The letters were signed by G. Michael Witte, Executive Secretary of the Commission.
“They had told us in writing last year that all the matters were closed,” said Brizzi, “and now a year later it makes me look like I wasn’t honest when I told people that.”
Last month Brizzi said his attorneys were informed by the Commission that a Verified Complaint for Disciplinary Action against their client would be forthcoming after all.
On May 16th, last Monday, the Commission filed the Complaint, reporting, in language directly contradicting its 2015 findings, “The Disciplinary Commission of the Supreme Court of Indiana, having found reasonable cause to believe the respondent’s acts, if proved, would warrant disciplinary action…files and presents the Verified Complaint for Disciplinary Action.”
The Compliant is signed by G. Michael Witte, the same executive secretary who assured Brizzi he was cleared in the Commission’s investigation a year earlier.
Brizzi said he is stumped as to the Commission’s change in position since March of last year.
“I do not know if anything’s changed.”
In filing his Complaint, Witte cited false statement Brizzi allegedly gave regarding the Mobareki deal on February 27, 2015, less than a week before the former prosecutor was told there would be no misconduct charges.
A year ago Brizzi was still maintaining a relatively low public profile, then came the 2016 election year.
“I got involved in a judicial race in Hamilton County,” he said. “I also started a super PAC called INPACT which ran radio ads in the ninth congressional race and supported Greg Zoeller.”
Brizzi said his friends have their suspicions.
“’Well, when you got back engaged in politics, we thought this might happen,’” he quoted them. “I don’t know if its true or not but sometimes the most obvious explanation is the right answer, I don’t have any other answer.”
Now the man who once enjoyed nearly unchecked authority to bring criminal charges against persons presumed innocent in Marion County for eight years and also oversaw grand jury proceedings in secret is himself turning to the news media that once dogged him and other attorneys to protect his rights against the power of the highest court in Indiana.

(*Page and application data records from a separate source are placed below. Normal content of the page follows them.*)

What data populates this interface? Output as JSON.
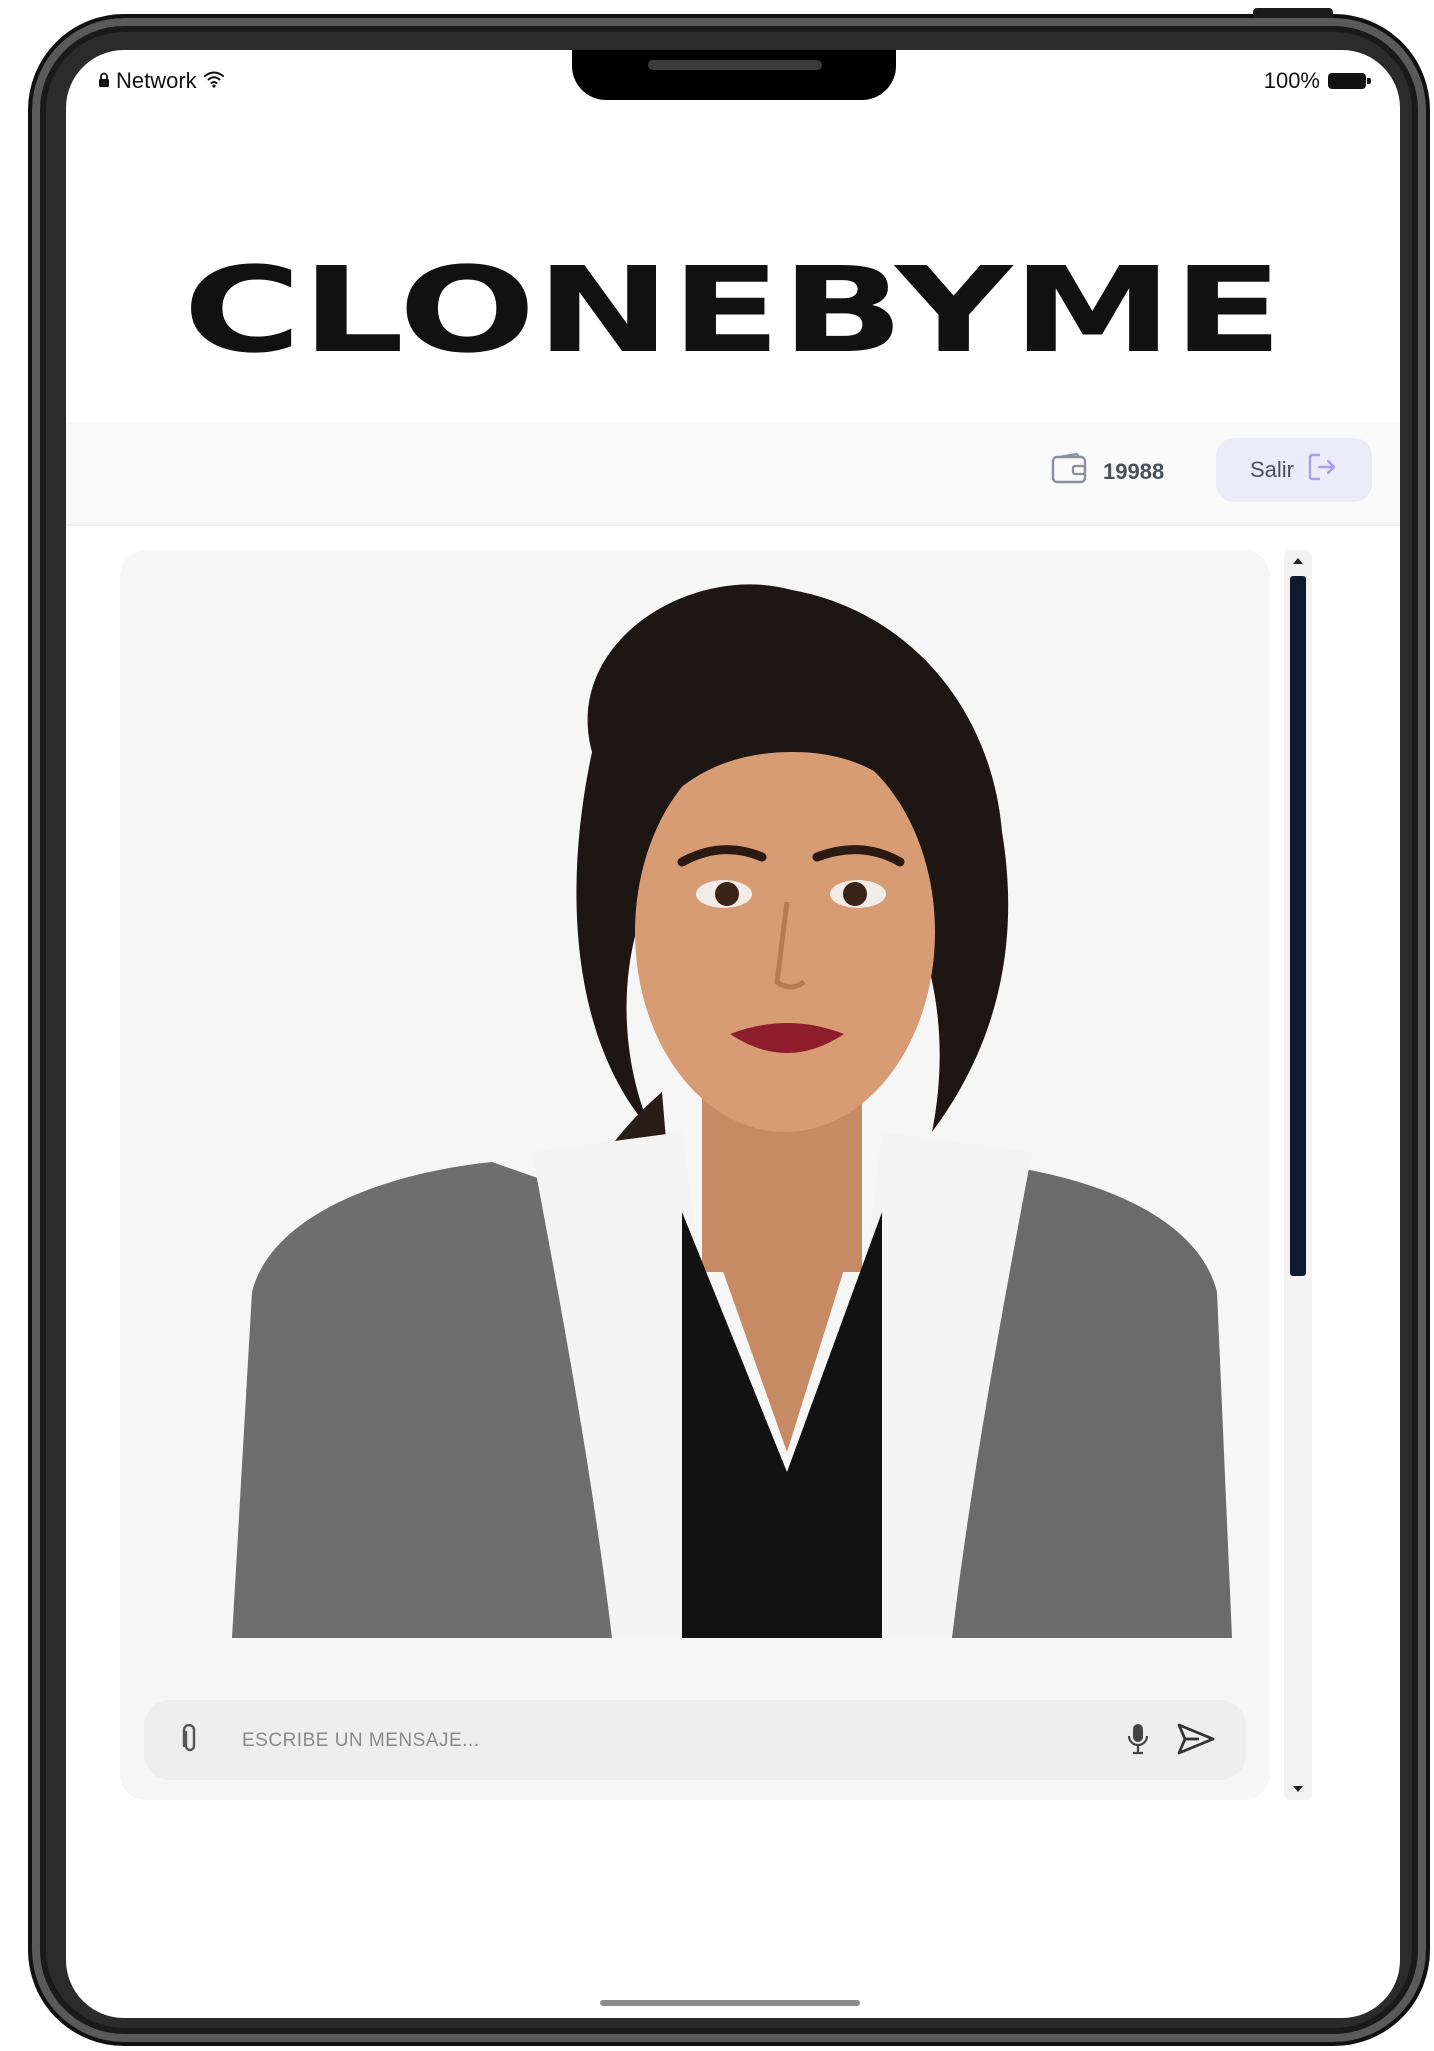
{
  "status_bar": {
    "network_label": "Network",
    "battery_label": "100%"
  },
  "brand": {
    "logo_text": "CLONEBYME",
    "logo_color": "#111111"
  },
  "header": {
    "balance_value": "19988",
    "logout_label": "Salir"
  },
  "chat": {
    "message_placeholder": "ESCRIBE UN MENSAJE..."
  },
  "colors": {
    "accent_pill": "#ecebfa",
    "scroll_thumb": "#0e1a2e",
    "panel_bg": "#f6f6f6"
  },
  "scroll": {
    "position_fraction": 0.0,
    "visible_fraction": 0.57
  },
  "icons": [
    "lock-icon",
    "wifi-icon",
    "battery-icon",
    "wallet-icon",
    "logout-icon",
    "attach-icon",
    "microphone-icon",
    "send-icon"
  ]
}
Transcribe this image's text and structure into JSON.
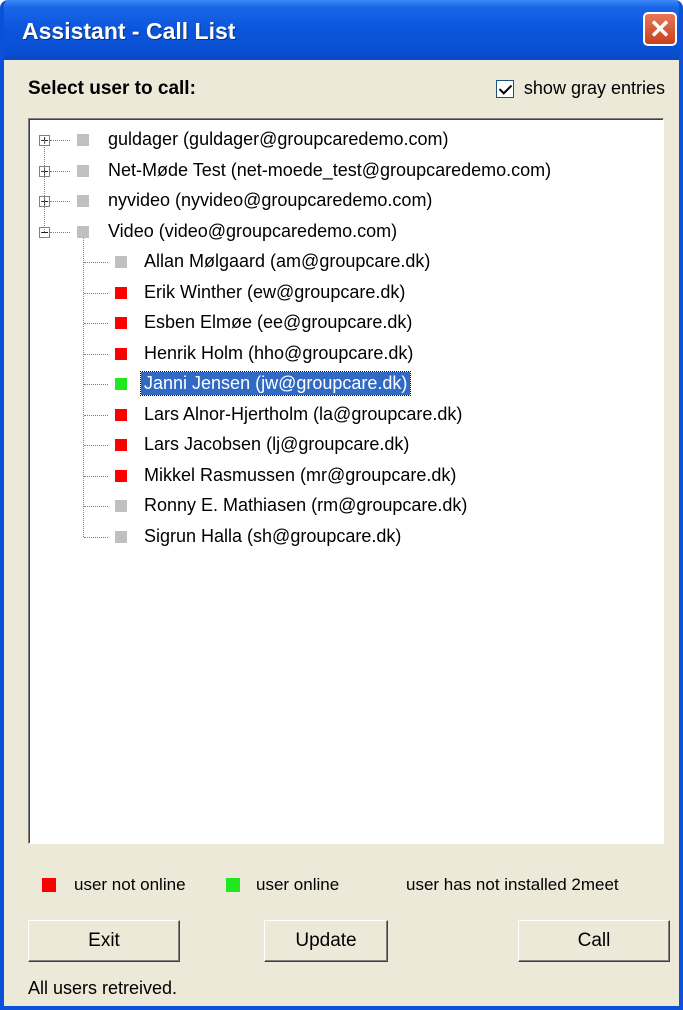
{
  "window": {
    "title": "Assistant - Call List",
    "close_label": "✕"
  },
  "header": {
    "select_label": "Select user to call:",
    "show_gray_label": "show gray entries",
    "show_gray_checked": true
  },
  "tree": {
    "groups": [
      {
        "label": "guldager (guldager@groupcaredemo.com)",
        "expanded": false,
        "status": "gray",
        "expander": "+"
      },
      {
        "label": "Net-Møde Test (net-moede_test@groupcaredemo.com)",
        "expanded": false,
        "status": "gray",
        "expander": "+"
      },
      {
        "label": "nyvideo (nyvideo@groupcaredemo.com)",
        "expanded": false,
        "status": "gray",
        "expander": "+"
      },
      {
        "label": "Video (video@groupcaredemo.com)",
        "expanded": true,
        "status": "gray",
        "expander": "−"
      }
    ],
    "users": [
      {
        "label": "Allan Mølgaard (am@groupcare.dk)",
        "status": "gray"
      },
      {
        "label": "Erik Winther (ew@groupcare.dk)",
        "status": "red"
      },
      {
        "label": "Esben Elmøe (ee@groupcare.dk)",
        "status": "red"
      },
      {
        "label": "Henrik Holm (hho@groupcare.dk)",
        "status": "red"
      },
      {
        "label": "Janni Jensen (jw@groupcare.dk)",
        "status": "green",
        "selected": true
      },
      {
        "label": "Lars Alnor-Hjertholm (la@groupcare.dk)",
        "status": "red"
      },
      {
        "label": "Lars Jacobsen (lj@groupcare.dk)",
        "status": "red"
      },
      {
        "label": "Mikkel Rasmussen (mr@groupcare.dk)",
        "status": "red"
      },
      {
        "label": "Ronny E. Mathiasen (rm@groupcare.dk)",
        "status": "gray"
      },
      {
        "label": "Sigrun Halla (sh@groupcare.dk)",
        "status": "gray"
      }
    ]
  },
  "legend": {
    "not_online": "user not online",
    "online": "user online",
    "not_installed": "user has not installed 2meet"
  },
  "buttons": {
    "exit": "Exit",
    "update": "Update",
    "call": "Call"
  },
  "status_text": "All users retreived.",
  "colors": {
    "red": "#ff0000",
    "green": "#1fe81f",
    "gray": "#c0c0c0",
    "titlebar": "#0a55dc",
    "selection": "#316ac5"
  }
}
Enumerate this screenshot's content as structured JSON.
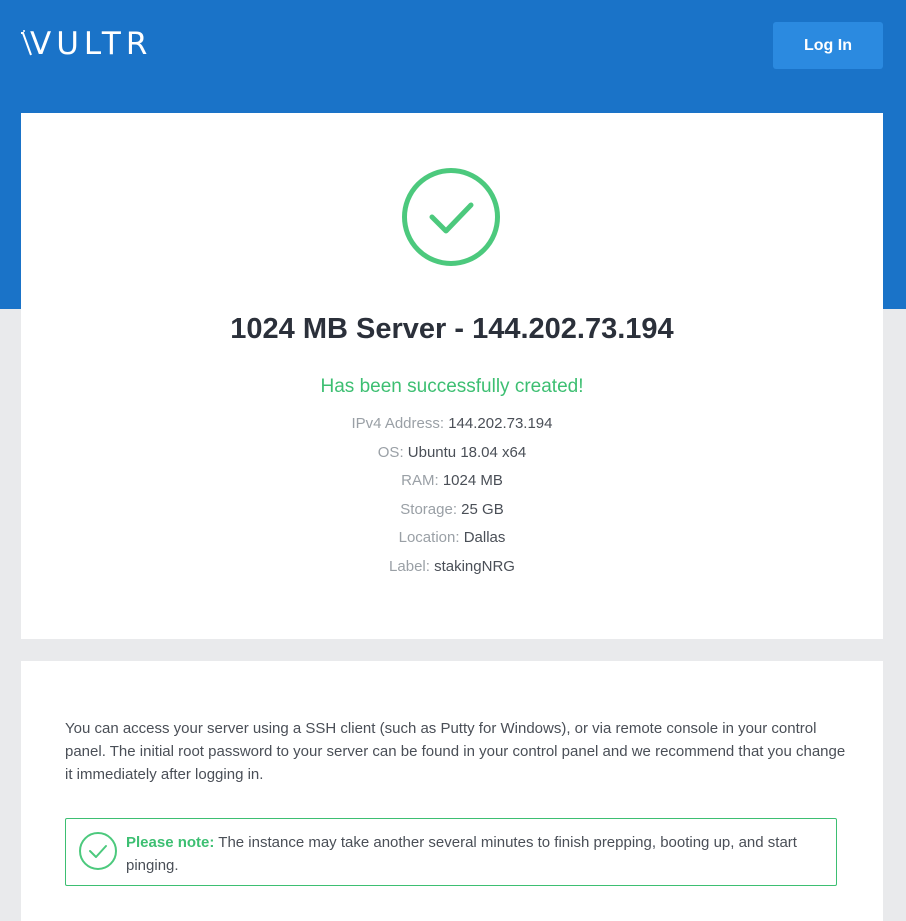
{
  "header": {
    "logo_text": "VULTR",
    "login_label": "Log In",
    "brand_color": "#1a73c8",
    "button_color": "#2b8ae0"
  },
  "server": {
    "title": "1024 MB Server - 144.202.73.194",
    "success_message": "Has been successfully created!",
    "success_color": "#3dbf72",
    "details": [
      {
        "label": "IPv4 Address:",
        "value": "144.202.73.194"
      },
      {
        "label": "OS:",
        "value": "Ubuntu 18.04 x64"
      },
      {
        "label": "RAM:",
        "value": "1024 MB"
      },
      {
        "label": "Storage:",
        "value": "25 GB"
      },
      {
        "label": "Location:",
        "value": "Dallas"
      },
      {
        "label": "Label:",
        "value": "stakingNRG"
      }
    ]
  },
  "info": {
    "access_text": "You can access your server using a SSH client (such as Putty for Windows), or via remote console in your control panel. The initial root password to your server can be found in your control panel and we recommend that you change it immediately after logging in.",
    "note_label": "Please note:",
    "note_text": "The instance may take another several minutes to finish prepping, booting up, and start pinging."
  },
  "icons": {
    "logo": "vultr-logo-icon",
    "success": "check-circle-icon",
    "note": "check-circle-icon"
  }
}
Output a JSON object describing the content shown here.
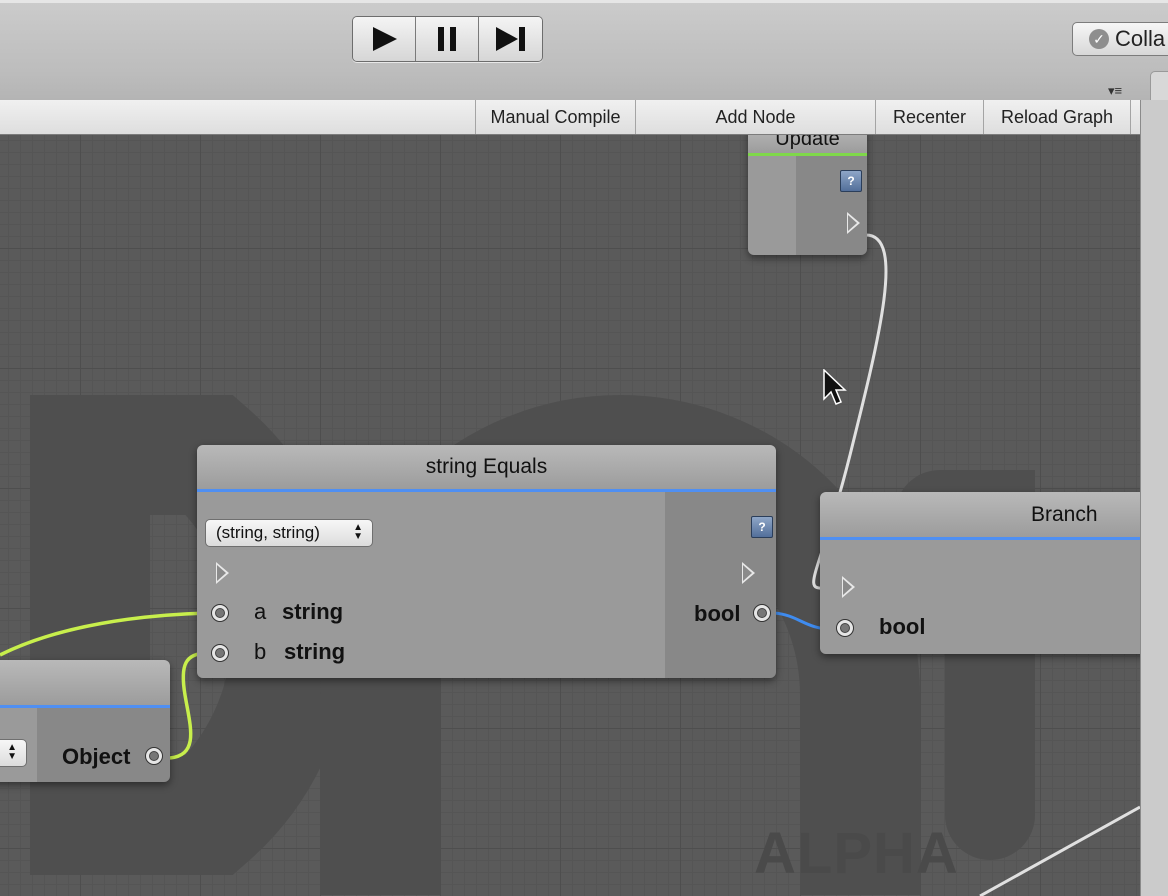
{
  "toolbar": {
    "play_icon": "play-icon",
    "pause_icon": "pause-icon",
    "step_icon": "step-icon",
    "collab_label": "Colla"
  },
  "graph_toolbar": {
    "manual_compile": "Manual Compile",
    "add_node": "Add Node",
    "recenter": "Recenter",
    "reload_graph": "Reload Graph"
  },
  "watermark": {
    "text": "ALPHA"
  },
  "nodes": {
    "update": {
      "title": "Update",
      "header_color": "#7fd84a"
    },
    "string_equals": {
      "title": "string Equals",
      "header_color": "#4f8ff2",
      "overload_selected": "(string, string)",
      "inputs": [
        {
          "name": "a",
          "type": "string"
        },
        {
          "name": "b",
          "type": "string"
        }
      ],
      "output_type": "bool"
    },
    "branch": {
      "title": "Branch",
      "header_color": "#4f8ff2",
      "input_type": "bool"
    },
    "object_node": {
      "output_type": "Object",
      "header_color": "#4f8ff2"
    }
  },
  "colors": {
    "string_wire": "#c8ef4c",
    "bool_wire": "#3f8cf0",
    "exec_wire": "#e0e0e0"
  }
}
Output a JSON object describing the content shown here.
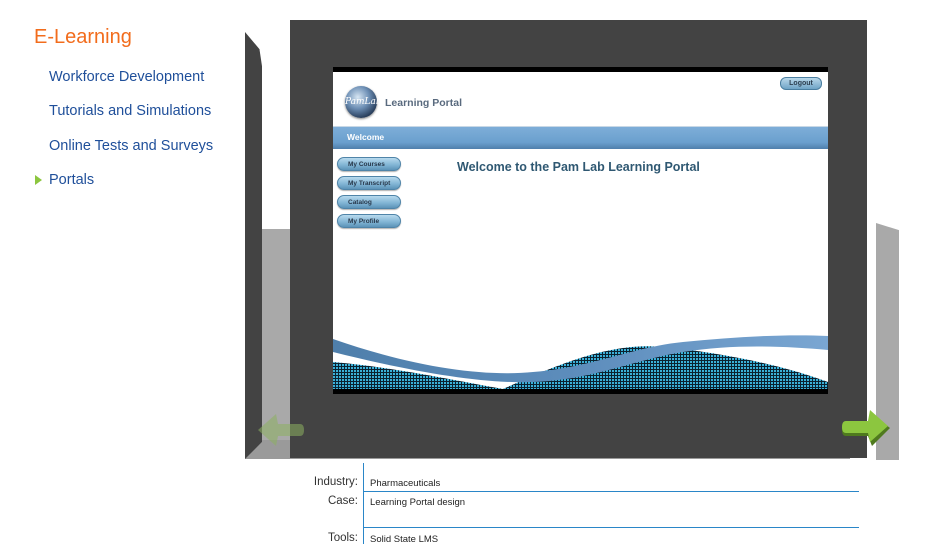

“What I discovered is they’re immune. They can say and do anything they want with complete impunity,” he said of the Disciplinary Commission and its executive director. “Officials who have the ability to strip lawyers of their ability to do what they do need to have some measure of accountability.”
Brizzi expects the Supreme Court to hear his case next year.
In the past, misconduct charges regarding his condemnation of the killers of an east side family and a lawsuit and complaint brought by disgraced Secretary of State Charlie White, were both found without merit.
Brizzi, who has sent as many as a half dozen killers away for life, expects to win this battle, too.